What you need to do: If a line of the listing contains the string "Rentals", return that line.

Task data:
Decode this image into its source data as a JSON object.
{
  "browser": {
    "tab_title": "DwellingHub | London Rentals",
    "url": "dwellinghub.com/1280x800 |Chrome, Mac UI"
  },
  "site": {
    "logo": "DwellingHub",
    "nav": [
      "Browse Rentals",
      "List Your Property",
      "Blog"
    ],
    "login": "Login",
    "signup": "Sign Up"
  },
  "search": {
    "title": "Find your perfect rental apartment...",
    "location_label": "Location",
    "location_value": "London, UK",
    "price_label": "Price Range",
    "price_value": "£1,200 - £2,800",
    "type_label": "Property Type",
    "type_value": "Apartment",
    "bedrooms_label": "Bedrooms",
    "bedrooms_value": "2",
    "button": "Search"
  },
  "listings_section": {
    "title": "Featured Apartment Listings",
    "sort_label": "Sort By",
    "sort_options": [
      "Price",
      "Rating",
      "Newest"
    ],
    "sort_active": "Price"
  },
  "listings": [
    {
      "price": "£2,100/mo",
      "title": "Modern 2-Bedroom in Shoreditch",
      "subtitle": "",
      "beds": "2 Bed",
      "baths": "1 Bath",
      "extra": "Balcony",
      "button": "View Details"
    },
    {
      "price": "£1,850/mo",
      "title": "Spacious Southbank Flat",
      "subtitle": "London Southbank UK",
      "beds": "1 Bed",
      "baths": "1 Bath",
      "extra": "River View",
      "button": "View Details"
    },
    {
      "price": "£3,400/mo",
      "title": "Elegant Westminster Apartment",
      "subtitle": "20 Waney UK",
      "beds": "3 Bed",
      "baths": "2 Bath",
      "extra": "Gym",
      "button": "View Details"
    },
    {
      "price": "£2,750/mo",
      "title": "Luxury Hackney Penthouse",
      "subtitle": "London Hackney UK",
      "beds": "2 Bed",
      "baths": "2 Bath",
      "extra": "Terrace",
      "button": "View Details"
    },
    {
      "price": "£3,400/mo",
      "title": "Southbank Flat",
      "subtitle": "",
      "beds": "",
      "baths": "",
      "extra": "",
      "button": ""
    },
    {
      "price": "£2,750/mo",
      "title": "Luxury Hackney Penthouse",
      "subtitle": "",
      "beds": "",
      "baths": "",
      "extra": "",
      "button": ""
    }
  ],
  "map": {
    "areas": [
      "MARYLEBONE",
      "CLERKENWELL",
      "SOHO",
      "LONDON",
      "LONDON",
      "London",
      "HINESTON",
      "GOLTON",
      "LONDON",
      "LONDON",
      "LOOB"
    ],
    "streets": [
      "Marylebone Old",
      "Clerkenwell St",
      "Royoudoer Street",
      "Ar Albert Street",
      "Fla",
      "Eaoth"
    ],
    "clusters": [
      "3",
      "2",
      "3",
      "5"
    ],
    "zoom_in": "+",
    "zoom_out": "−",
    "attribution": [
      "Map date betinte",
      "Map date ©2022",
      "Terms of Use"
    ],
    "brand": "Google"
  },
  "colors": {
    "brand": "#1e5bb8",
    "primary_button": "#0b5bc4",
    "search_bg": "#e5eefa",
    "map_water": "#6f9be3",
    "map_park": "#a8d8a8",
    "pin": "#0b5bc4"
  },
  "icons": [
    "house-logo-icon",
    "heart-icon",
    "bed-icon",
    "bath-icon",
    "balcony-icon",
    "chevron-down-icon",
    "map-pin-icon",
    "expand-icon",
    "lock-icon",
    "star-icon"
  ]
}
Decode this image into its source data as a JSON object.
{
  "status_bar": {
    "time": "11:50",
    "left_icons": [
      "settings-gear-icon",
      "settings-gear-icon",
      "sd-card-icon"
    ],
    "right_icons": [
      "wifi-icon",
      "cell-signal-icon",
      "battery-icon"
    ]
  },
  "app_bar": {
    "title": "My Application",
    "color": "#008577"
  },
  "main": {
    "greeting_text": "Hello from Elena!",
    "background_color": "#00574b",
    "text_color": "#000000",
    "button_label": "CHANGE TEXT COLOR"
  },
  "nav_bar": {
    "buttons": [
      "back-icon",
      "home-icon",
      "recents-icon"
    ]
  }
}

Answer:
    "tab_title": "DwellingHub | London Rentals",
      "Browse Rentals",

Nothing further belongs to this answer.